* Assigned task: Would you return every line of the listing below that has "placeholder" in it?

* Record set:
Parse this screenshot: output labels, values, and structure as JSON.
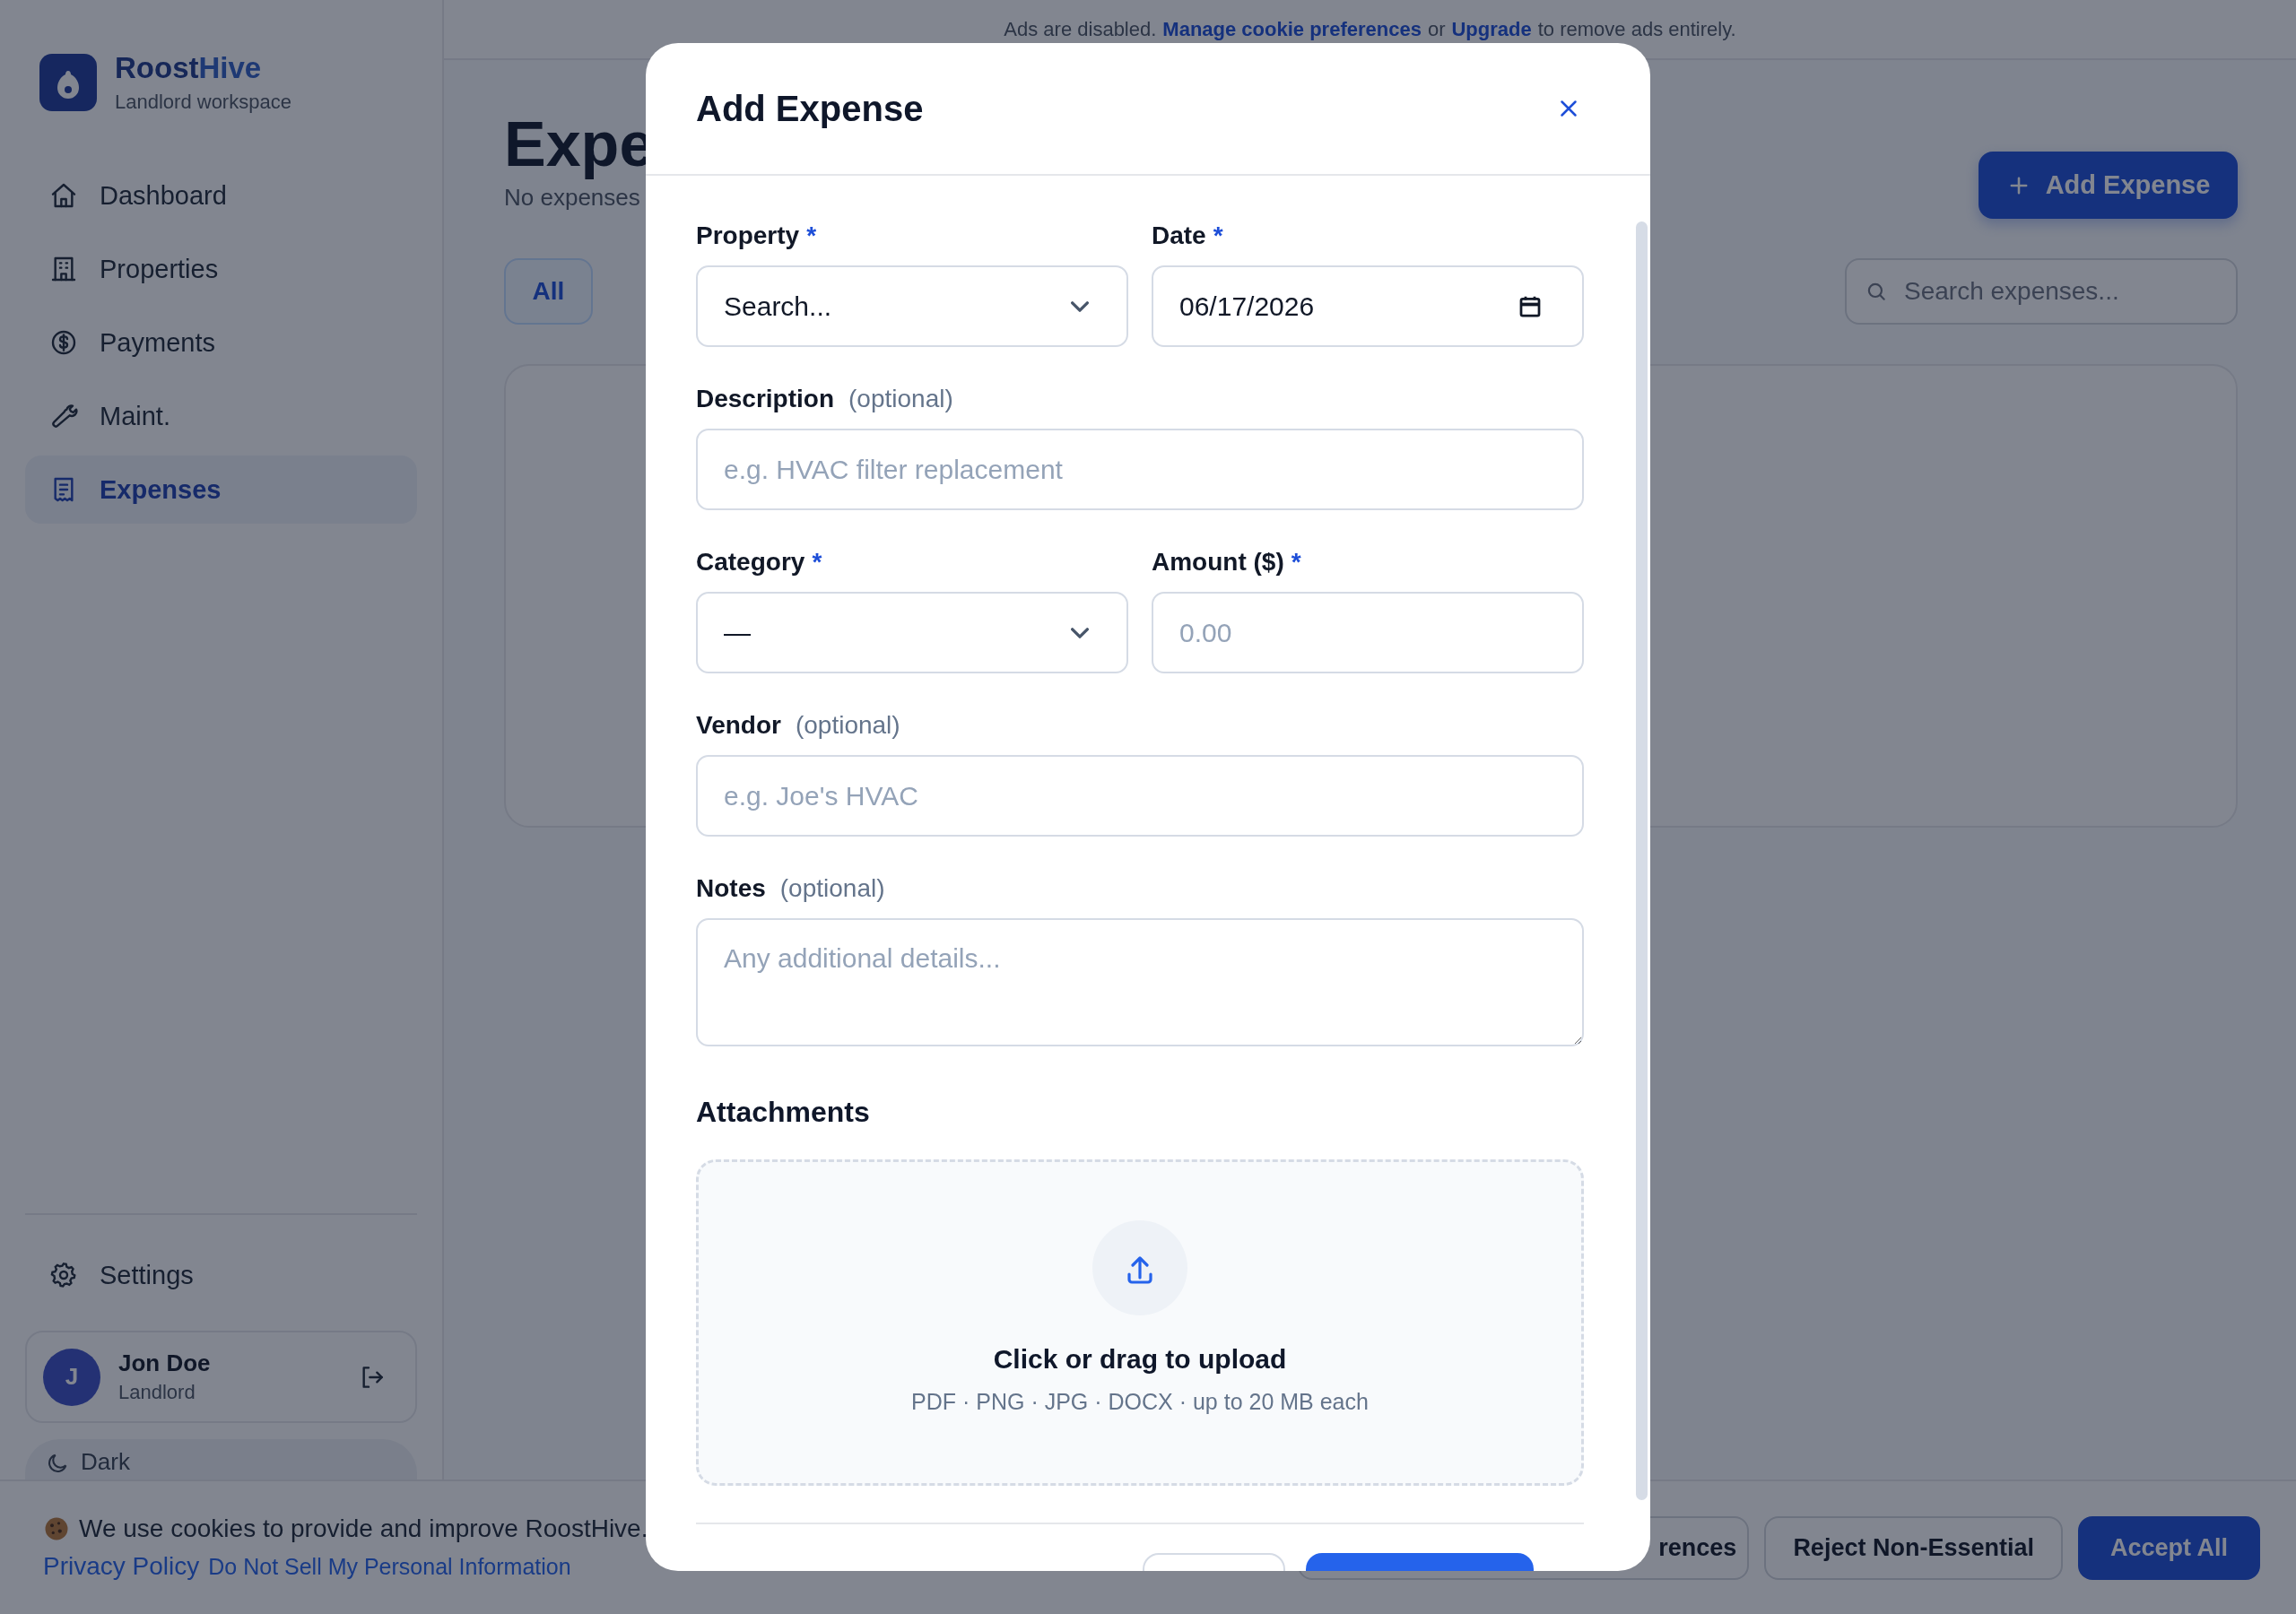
{
  "top_banner": {
    "parts": [
      {
        "kind": "text",
        "text": "Ads are disabled."
      },
      {
        "kind": "link",
        "text": "Manage cookie preferences"
      },
      {
        "kind": "text",
        "text": "or"
      },
      {
        "kind": "link",
        "text": "Upgrade"
      },
      {
        "kind": "text",
        "text": "to remove ads entirely."
      }
    ]
  },
  "sidebar": {
    "brand": {
      "name": "Roost",
      "name_accent": "Hive",
      "subtitle": "Landlord workspace"
    },
    "items": [
      {
        "label": "Dashboard",
        "selected": false
      },
      {
        "label": "Properties",
        "selected": false
      },
      {
        "label": "Payments",
        "selected": false
      },
      {
        "label": "Maint.",
        "selected": false
      },
      {
        "label": "Expenses",
        "selected": true
      }
    ],
    "settings": {
      "label": "Settings"
    },
    "user": {
      "initial": "J",
      "name": "Jon Doe",
      "role": "Landlord"
    },
    "theme_toggle": {
      "label": "Dark"
    }
  },
  "page": {
    "title": "Expe",
    "subtitle": "No expenses",
    "add_button": "Add Expense",
    "filter_tabs": [
      {
        "label": "All",
        "selected": true
      }
    ],
    "search": {
      "placeholder": "Search expenses..."
    }
  },
  "modal": {
    "title": "Add Expense",
    "rows": [
      [
        {
          "kind": "select",
          "label": "Property",
          "required_mark": "*",
          "value": "Search..."
        },
        {
          "kind": "date",
          "label": "Date",
          "required_mark": "*",
          "value": "06/17/2026"
        }
      ],
      [
        {
          "kind": "text",
          "label": "Description",
          "hint": "(optional)",
          "placeholder": "e.g. HVAC filter replacement"
        }
      ],
      [
        {
          "kind": "select",
          "label": "Category",
          "required_mark": "*",
          "value": "—"
        },
        {
          "kind": "text",
          "label": "Amount ($)",
          "required_mark": "*",
          "placeholder": "0.00"
        }
      ],
      [
        {
          "kind": "text",
          "label": "Vendor",
          "hint": "(optional)",
          "placeholder": "e.g. Joe's HVAC"
        }
      ],
      [
        {
          "kind": "textarea",
          "label": "Notes",
          "hint": "(optional)",
          "placeholder": "Any additional details..."
        }
      ]
    ],
    "attachments": {
      "heading": "Attachments",
      "title": "Click or drag to upload",
      "hint": "PDF · PNG · JPG · DOCX · up to 20 MB each"
    }
  },
  "cookie_bar": {
    "text": "We use cookies to provide and improve RoostHive.",
    "links": [
      "Privacy Policy",
      "Do Not Sell My Personal Information"
    ],
    "buttons": [
      {
        "label": "rences",
        "kind": "outline"
      },
      {
        "label": "Reject Non-Essential",
        "kind": "outline"
      },
      {
        "label": "Accept All",
        "kind": "primary"
      }
    ]
  }
}
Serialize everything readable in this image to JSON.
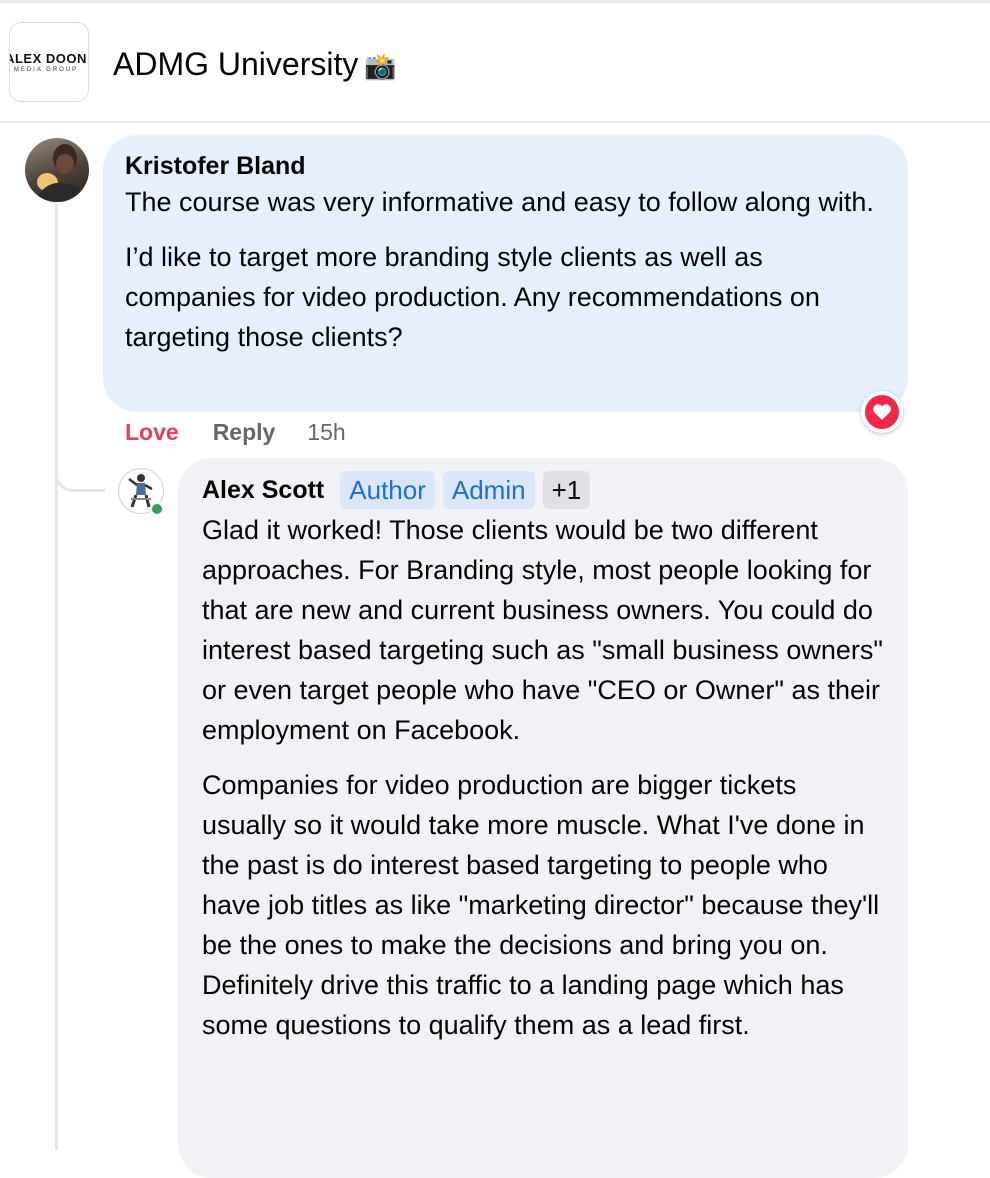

* Response to the exercise:
      "placeholder": "Search expenses..."
          "placeholder": "e.g. HVAC filter replacement"
          "placeholder": "0.00"
          "placeholder": "e.g. Joe's HVAC"
          "placeholder": "Any additional details..."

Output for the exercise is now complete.